Bulldog Promise a Great Way to Earn a Degree, Tuition-Free
WINTERVILLE—A Pitt Community College initiative offering Pitt County high school graduates a chance to earn a two-year degree tuition-free is flourishing in its third year.
The Bulldog Promise Scholarship Program that PCC established in the spring of 2021 is currently serving 148 members of Pitt County’s 2023 graduating class. The students represent seven Pitt County public high schools, two private schools, and five home schools. D.H. Conley, with 50 former students, has the highest participation, followed by South Central (28), Ayden-Grifton (22), Farmville Central (17) and North Pitt (10).
Brian Jones, PCC Assistant Vice President of Enrollment Services, said Bulldog Promise rewards local high school students for taking college courses at PCC by giving them an opportunity to finish what they started without having to pay for tuition.
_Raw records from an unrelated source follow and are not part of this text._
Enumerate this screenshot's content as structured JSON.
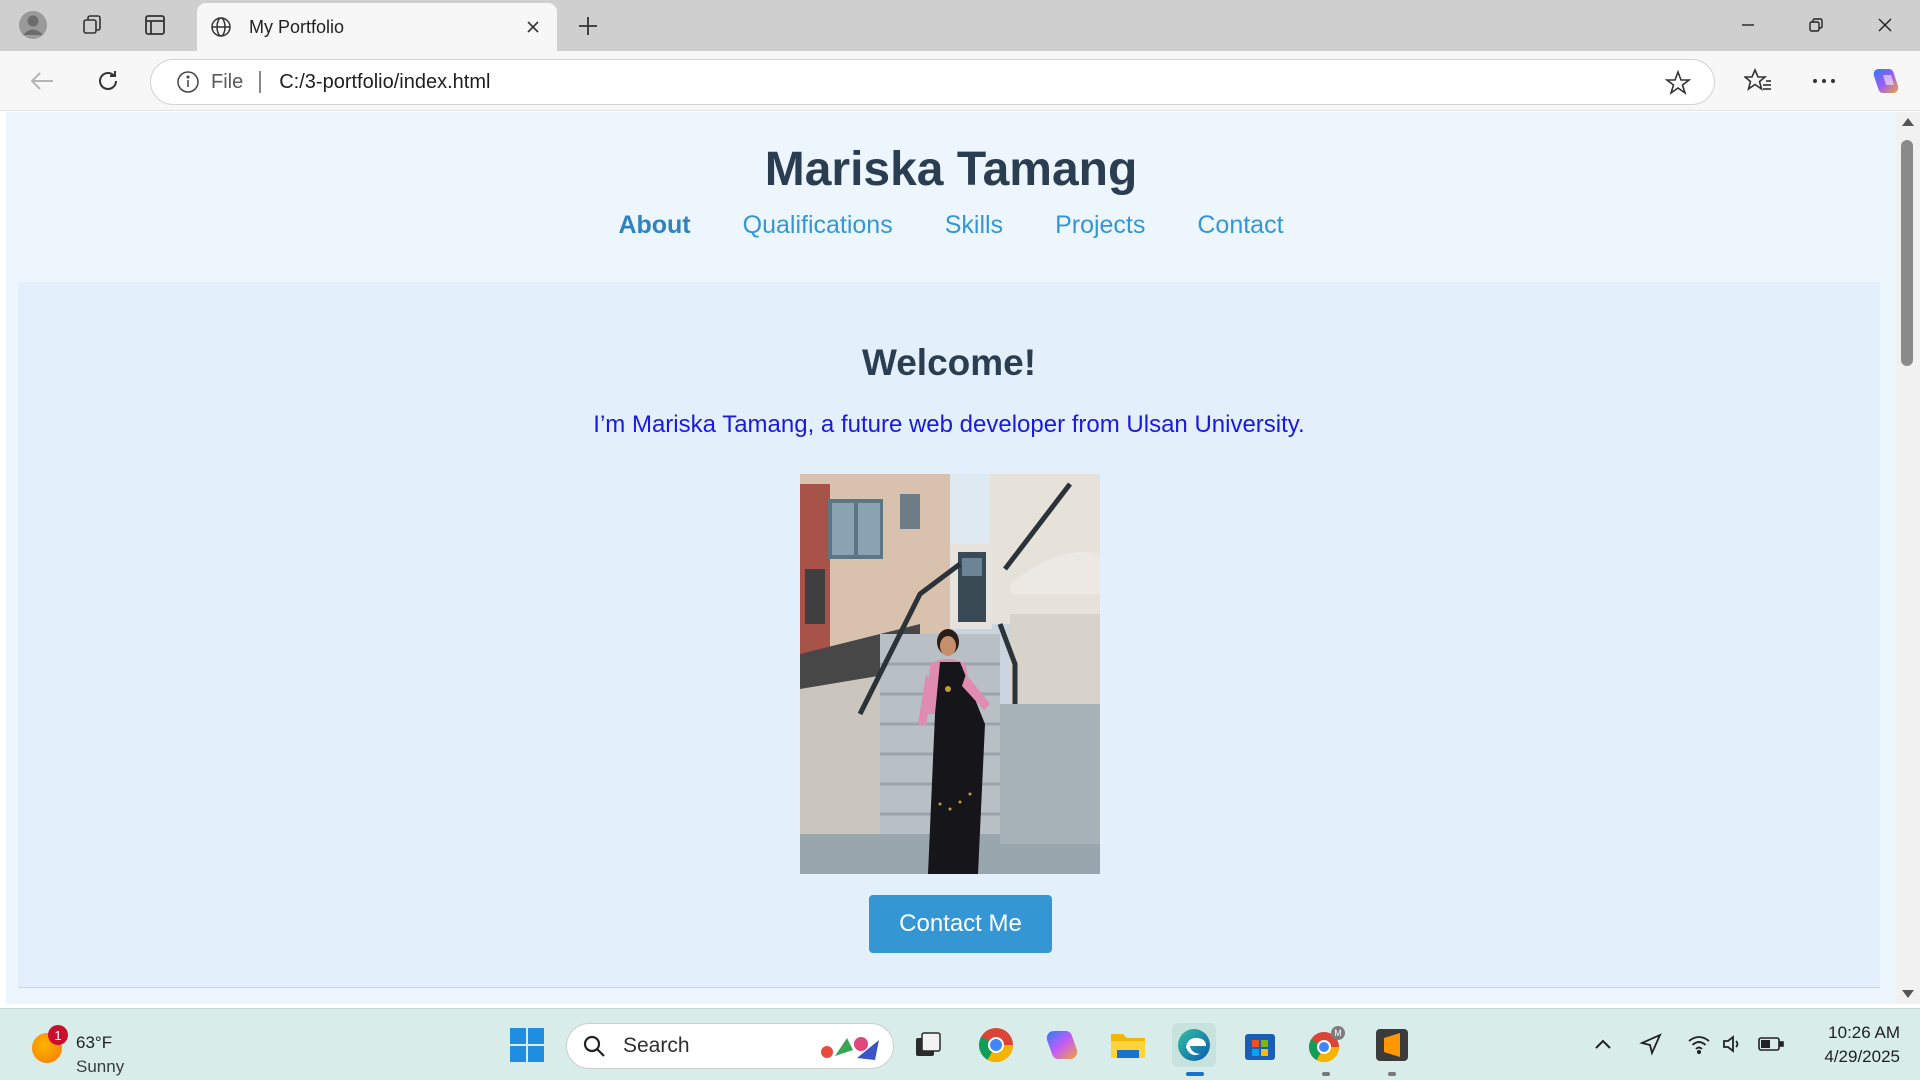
{
  "browser": {
    "tab_title": "My Portfolio",
    "address_scheme": "File",
    "address_url": "C:/3-portfolio/index.html"
  },
  "site": {
    "title": "Mariska Tamang",
    "nav": [
      {
        "label": "About",
        "active": true
      },
      {
        "label": "Qualifications",
        "active": false
      },
      {
        "label": "Skills",
        "active": false
      },
      {
        "label": "Projects",
        "active": false
      },
      {
        "label": "Contact",
        "active": false
      }
    ],
    "hero": {
      "heading": "Welcome!",
      "intro": "I’m Mariska Tamang, a future web developer from Ulsan University.",
      "button": "Contact Me"
    }
  },
  "taskbar": {
    "weather_temp": "63°F",
    "weather_condition": "Sunny",
    "weather_badge": "1",
    "search_label": "Search",
    "time": "10:26 AM",
    "date": "4/29/2025"
  },
  "colors": {
    "accent": "#3596d4",
    "title_text": "#2b3d50",
    "intro_text": "#1a1adb",
    "page_bg": "#eef6fd",
    "hero_bg": "#e3f0fc"
  },
  "icons": [
    "profile-icon",
    "workspaces-icon",
    "tab-actions-icon",
    "globe-icon",
    "close-icon",
    "new-tab-icon",
    "minimize-icon",
    "restore-icon",
    "window-close-icon",
    "back-icon",
    "refresh-icon",
    "info-icon",
    "favorite-star-icon",
    "favorites-icon",
    "more-icon",
    "copilot-icon",
    "windows-start-icon",
    "search-icon",
    "task-view-icon",
    "chrome-icon",
    "copilot-app-icon",
    "file-explorer-icon",
    "edge-icon",
    "store-icon",
    "chrome-profile-icon",
    "sublime-icon",
    "chevron-up-icon",
    "location-icon",
    "wifi-icon",
    "volume-icon",
    "battery-icon"
  ]
}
He explained that students awarded the scholarship receive up to four semesters of community college courses at PCC, tuition-free.
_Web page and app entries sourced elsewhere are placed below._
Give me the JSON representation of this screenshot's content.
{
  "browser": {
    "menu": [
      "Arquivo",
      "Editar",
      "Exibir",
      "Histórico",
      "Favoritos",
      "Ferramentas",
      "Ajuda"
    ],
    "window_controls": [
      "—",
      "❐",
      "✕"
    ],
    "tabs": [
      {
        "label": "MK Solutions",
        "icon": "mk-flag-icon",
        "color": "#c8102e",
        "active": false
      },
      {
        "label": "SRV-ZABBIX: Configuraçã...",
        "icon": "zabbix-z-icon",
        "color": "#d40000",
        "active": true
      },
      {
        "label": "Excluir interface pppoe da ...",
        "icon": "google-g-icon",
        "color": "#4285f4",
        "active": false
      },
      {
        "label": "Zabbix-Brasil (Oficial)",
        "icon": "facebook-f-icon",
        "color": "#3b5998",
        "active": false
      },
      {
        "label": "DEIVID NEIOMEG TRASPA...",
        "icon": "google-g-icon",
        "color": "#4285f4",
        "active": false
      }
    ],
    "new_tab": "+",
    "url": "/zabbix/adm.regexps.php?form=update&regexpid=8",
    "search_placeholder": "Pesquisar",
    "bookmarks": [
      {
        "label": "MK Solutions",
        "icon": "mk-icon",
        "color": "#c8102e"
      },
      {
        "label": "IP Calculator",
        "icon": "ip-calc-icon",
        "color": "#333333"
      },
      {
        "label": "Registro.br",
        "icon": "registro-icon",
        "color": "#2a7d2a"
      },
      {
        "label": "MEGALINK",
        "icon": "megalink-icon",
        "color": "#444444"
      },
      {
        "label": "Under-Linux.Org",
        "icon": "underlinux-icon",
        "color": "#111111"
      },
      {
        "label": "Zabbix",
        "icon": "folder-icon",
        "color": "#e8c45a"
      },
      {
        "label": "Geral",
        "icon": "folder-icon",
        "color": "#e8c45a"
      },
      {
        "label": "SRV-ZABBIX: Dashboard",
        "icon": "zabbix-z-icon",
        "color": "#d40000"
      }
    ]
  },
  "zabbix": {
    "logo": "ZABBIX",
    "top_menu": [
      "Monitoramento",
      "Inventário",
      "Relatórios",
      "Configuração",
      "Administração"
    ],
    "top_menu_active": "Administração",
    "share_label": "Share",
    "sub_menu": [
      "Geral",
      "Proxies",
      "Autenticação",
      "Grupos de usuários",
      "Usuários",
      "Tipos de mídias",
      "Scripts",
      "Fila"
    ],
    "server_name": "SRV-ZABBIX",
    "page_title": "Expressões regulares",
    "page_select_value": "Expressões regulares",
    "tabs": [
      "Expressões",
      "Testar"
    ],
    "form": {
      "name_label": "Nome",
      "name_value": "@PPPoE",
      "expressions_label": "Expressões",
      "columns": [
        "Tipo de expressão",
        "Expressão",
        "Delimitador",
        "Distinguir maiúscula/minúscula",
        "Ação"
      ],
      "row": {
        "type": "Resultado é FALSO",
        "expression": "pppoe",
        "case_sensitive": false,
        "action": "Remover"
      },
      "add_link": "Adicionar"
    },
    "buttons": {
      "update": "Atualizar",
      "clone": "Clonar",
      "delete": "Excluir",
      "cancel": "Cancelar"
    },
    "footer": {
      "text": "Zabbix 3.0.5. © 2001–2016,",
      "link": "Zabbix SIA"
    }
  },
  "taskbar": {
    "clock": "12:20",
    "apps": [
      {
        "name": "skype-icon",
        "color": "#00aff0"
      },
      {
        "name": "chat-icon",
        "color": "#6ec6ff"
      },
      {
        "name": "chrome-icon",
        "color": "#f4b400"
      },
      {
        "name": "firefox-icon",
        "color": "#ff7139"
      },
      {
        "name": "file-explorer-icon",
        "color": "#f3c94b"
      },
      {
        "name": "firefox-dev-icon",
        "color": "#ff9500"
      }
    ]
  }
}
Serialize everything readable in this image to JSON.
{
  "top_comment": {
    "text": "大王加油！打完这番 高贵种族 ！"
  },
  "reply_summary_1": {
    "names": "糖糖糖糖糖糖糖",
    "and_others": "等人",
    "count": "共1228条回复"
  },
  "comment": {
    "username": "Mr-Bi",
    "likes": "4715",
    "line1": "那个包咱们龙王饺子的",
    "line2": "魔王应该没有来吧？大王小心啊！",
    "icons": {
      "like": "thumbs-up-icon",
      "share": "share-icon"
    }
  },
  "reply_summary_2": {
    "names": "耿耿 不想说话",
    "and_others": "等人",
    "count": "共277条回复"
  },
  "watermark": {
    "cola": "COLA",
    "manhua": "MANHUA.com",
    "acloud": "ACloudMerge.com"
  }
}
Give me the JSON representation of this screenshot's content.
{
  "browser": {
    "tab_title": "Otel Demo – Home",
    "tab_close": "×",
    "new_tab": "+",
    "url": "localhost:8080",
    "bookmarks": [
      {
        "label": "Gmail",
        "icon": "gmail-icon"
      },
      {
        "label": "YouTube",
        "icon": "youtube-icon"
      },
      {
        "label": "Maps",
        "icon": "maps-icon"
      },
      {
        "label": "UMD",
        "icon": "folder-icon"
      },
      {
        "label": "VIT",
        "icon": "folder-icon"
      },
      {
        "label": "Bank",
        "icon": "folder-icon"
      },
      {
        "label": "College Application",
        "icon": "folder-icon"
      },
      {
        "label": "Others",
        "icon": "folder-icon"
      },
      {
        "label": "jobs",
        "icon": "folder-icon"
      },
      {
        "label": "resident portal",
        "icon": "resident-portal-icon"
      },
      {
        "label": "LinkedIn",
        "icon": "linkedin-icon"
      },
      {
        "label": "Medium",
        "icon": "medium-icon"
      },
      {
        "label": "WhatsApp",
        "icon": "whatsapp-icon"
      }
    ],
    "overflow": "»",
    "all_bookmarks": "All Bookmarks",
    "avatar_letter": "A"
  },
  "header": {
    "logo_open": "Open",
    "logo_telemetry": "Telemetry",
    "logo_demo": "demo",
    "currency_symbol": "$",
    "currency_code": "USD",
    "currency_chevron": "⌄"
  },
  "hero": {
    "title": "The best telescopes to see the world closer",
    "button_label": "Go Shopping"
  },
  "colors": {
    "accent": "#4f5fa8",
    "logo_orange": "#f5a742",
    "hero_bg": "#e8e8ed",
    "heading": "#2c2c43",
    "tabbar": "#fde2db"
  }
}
“Bulldog Promise is giving our dually-enrolled high school students a chance to save time and money on a college education,” Jones said. “While many of their peers are just getting started in higher education after receiving their diplomas, our Bulldog Promise scholars are nearing completion of a PCC credential that can lead to a four-year university for a bachelor’s degree or take them directly into the workforce.”
Jones said Bulldog Promise eligibility is limited to Pitt County high school students who have earned at least 12 curriculum credit hours (or four curriculum courses) at PCC with a 2.0 GPA or higher through North Carolina’s Career and College Promise (CCP) program and/or PCC-Pitt County Schools Technical Academy. To apply, they must also be high school seniors planning to enroll at Pitt in the fall semester immediately following their graduation.
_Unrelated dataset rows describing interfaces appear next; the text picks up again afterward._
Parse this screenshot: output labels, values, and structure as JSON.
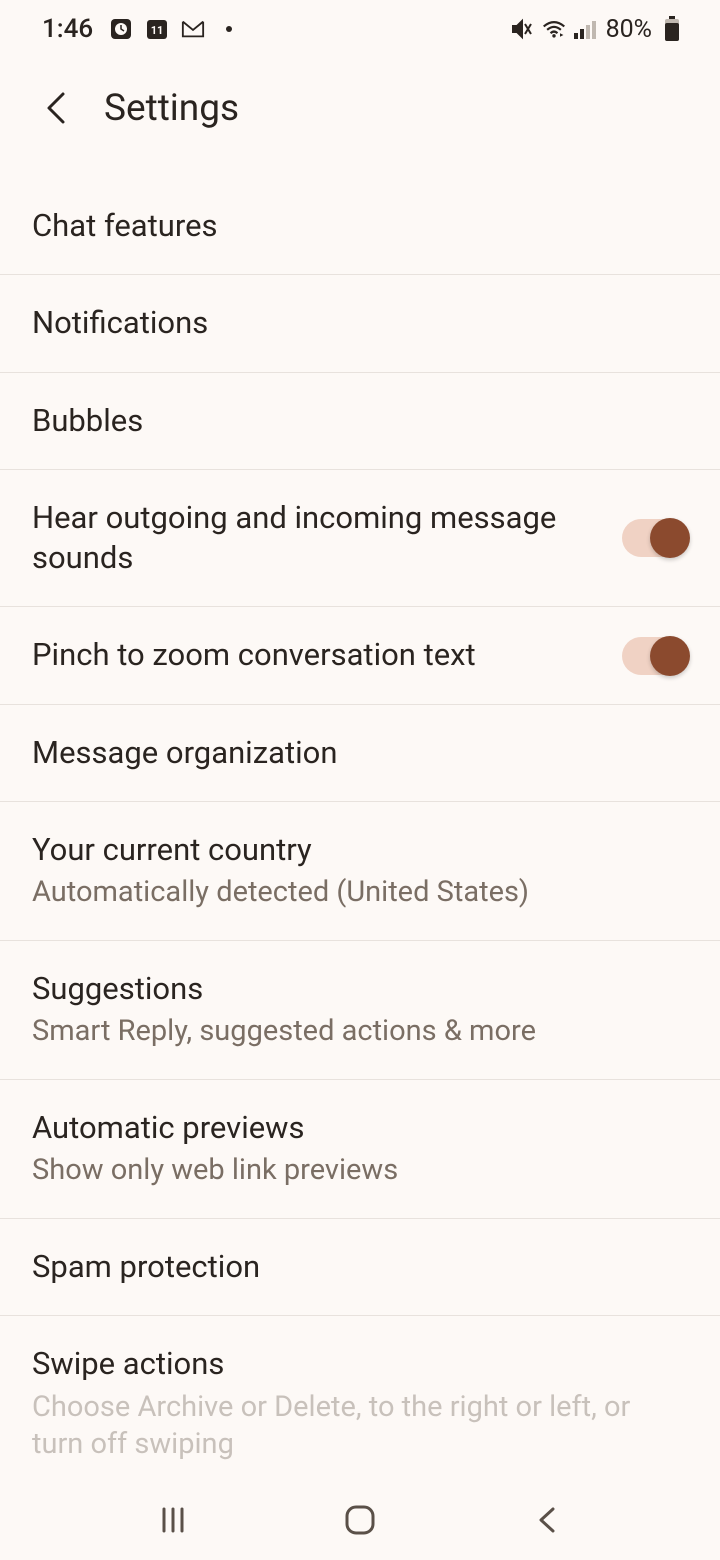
{
  "status": {
    "time": "1:46",
    "battery": "80%"
  },
  "header": {
    "title": "Settings"
  },
  "settings": {
    "items": [
      {
        "title": "Chat features",
        "subtitle": null,
        "toggle": null
      },
      {
        "title": "Notifications",
        "subtitle": null,
        "toggle": null
      },
      {
        "title": "Bubbles",
        "subtitle": null,
        "toggle": null
      },
      {
        "title": "Hear outgoing and incoming message sounds",
        "subtitle": null,
        "toggle": true
      },
      {
        "title": "Pinch to zoom conversation text",
        "subtitle": null,
        "toggle": true
      },
      {
        "title": "Message organization",
        "subtitle": null,
        "toggle": null
      },
      {
        "title": "Your current country",
        "subtitle": "Automatically detected (United States)",
        "toggle": null
      },
      {
        "title": "Suggestions",
        "subtitle": "Smart Reply, suggested actions & more",
        "toggle": null
      },
      {
        "title": "Automatic previews",
        "subtitle": "Show only web link previews",
        "toggle": null
      },
      {
        "title": "Spam protection",
        "subtitle": null,
        "toggle": null
      },
      {
        "title": "Swipe actions",
        "subtitle": "Choose Archive or Delete, to the right or left, or turn off swiping",
        "toggle": null
      }
    ]
  }
}
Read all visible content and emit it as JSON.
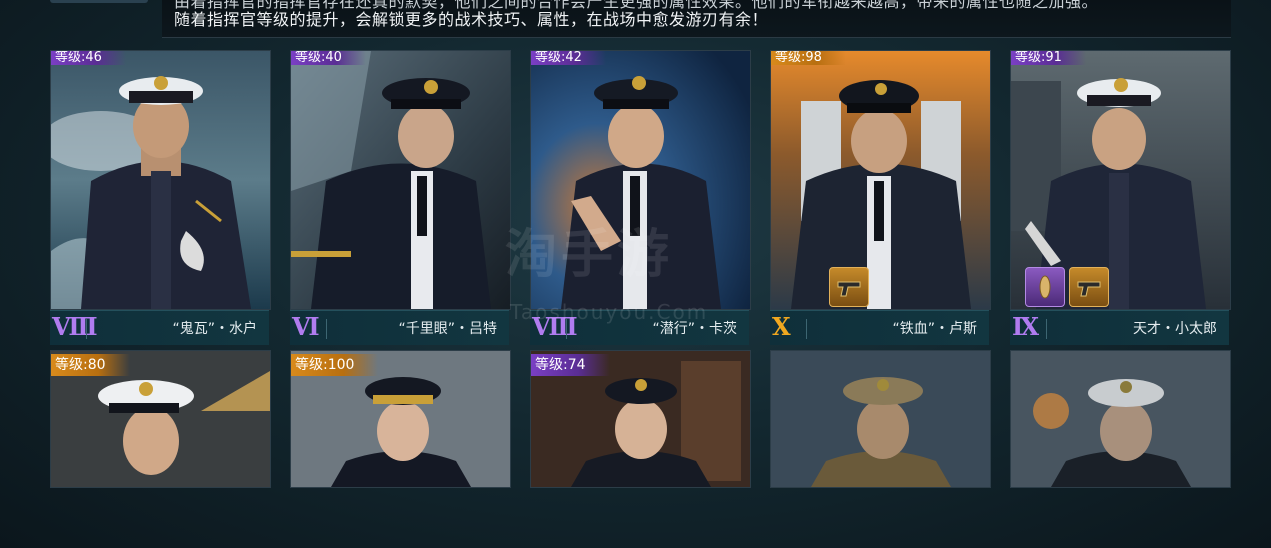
{
  "description": {
    "line1": "由着指挥官的指挥官存在还真的默契，他们之间的合作会产生更强的属性效果。他们的军衔越来越高，带来的属性也随之加强。",
    "line2": "随着指挥官等级的提升，会解锁更多的战术技巧、属性，在战场中愈发游刃有余！"
  },
  "captains": [
    {
      "level": "等级:46",
      "rank": "Ⅷ",
      "rank_color": "purple",
      "name": "“鬼瓦”・水户",
      "badge_color": "purple"
    },
    {
      "level": "等级:40",
      "rank": "Ⅵ",
      "rank_color": "purple",
      "name": "“千里眼”・吕特",
      "badge_color": "purple"
    },
    {
      "level": "等级:42",
      "rank": "Ⅷ",
      "rank_color": "purple",
      "name": "“潜行”・卡茨",
      "badge_color": "purple"
    },
    {
      "level": "等级:98",
      "rank": "Ⅹ",
      "rank_color": "gold",
      "name": "“铁血”・卢斯",
      "badge_color": "gold",
      "items": [
        "pistol-icon"
      ]
    },
    {
      "level": "等级:91",
      "rank": "Ⅸ",
      "rank_color": "purple",
      "name": "天才・小太郎",
      "badge_color": "purple",
      "items": [
        "amulet-icon",
        "pistol-icon"
      ]
    }
  ],
  "captains_row2": [
    {
      "level": "等级:80",
      "badge_color": "gold"
    },
    {
      "level": "等级:100",
      "badge_color": "gold"
    },
    {
      "level": "等级:74",
      "badge_color": "purple"
    },
    {
      "level": "",
      "badge_color": "none"
    },
    {
      "level": "",
      "badge_color": "none"
    }
  ],
  "watermark": {
    "main": "淘手游",
    "sub": "Taoshouyou.Com"
  },
  "colors": {
    "purple": "#b07cf0",
    "gold": "#f0a820",
    "panel": "#123640"
  }
}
Bulldog Promise scholars are enrolled in all five of PCC’s academic divisions this fall. The highest concentrations of students are enrolled in college transfer curricula (45) and Construction and Industrial Technology programming (45), including 20 who are working toward credentials in welding. Another 29 scholars are in the Associate in General Education program working to complete course requirements for admission to health sciences curricula, and 20 more are enrolled in Business Division programs.
Participation in the Bulldog Promise Scholarship Program has steadily increased in each year of its existence. There were 51 scholars in the first year, 97 in the second, and now 148.
“The program has grown for a number of reasons, including campus marketing, promotion through CCP, word of mouth, and assistance from high school guidance counselors,” Jones said. “We’ve been thrilled with the response Bulldog Promise has received and very much enjoy the opportunity to help local families save thousands of dollars on higher education.”
Jones said 80% of the 2021 class has either graduated from PCC or is still enrolled – mostly in health sciences programs – and 89% of the 2022 class has either graduated or is still enrolled.
Jones said applications for members of Pitt County’s Class of 2024 will be available in October in conjunction with “College Application Week.” He said those students can apply for Bulldog Promise Scholarships through their myPittcc accounts, adding that the application can be found under “Digital Forms” within the “Students” tab.
Additional information on the Bulldog Promise Scholarship Program is available on the “Bulldog Promise” page of the PCC website. Students may also reach out to Jones at firstname.lastname@example.org or (252) 493-7867.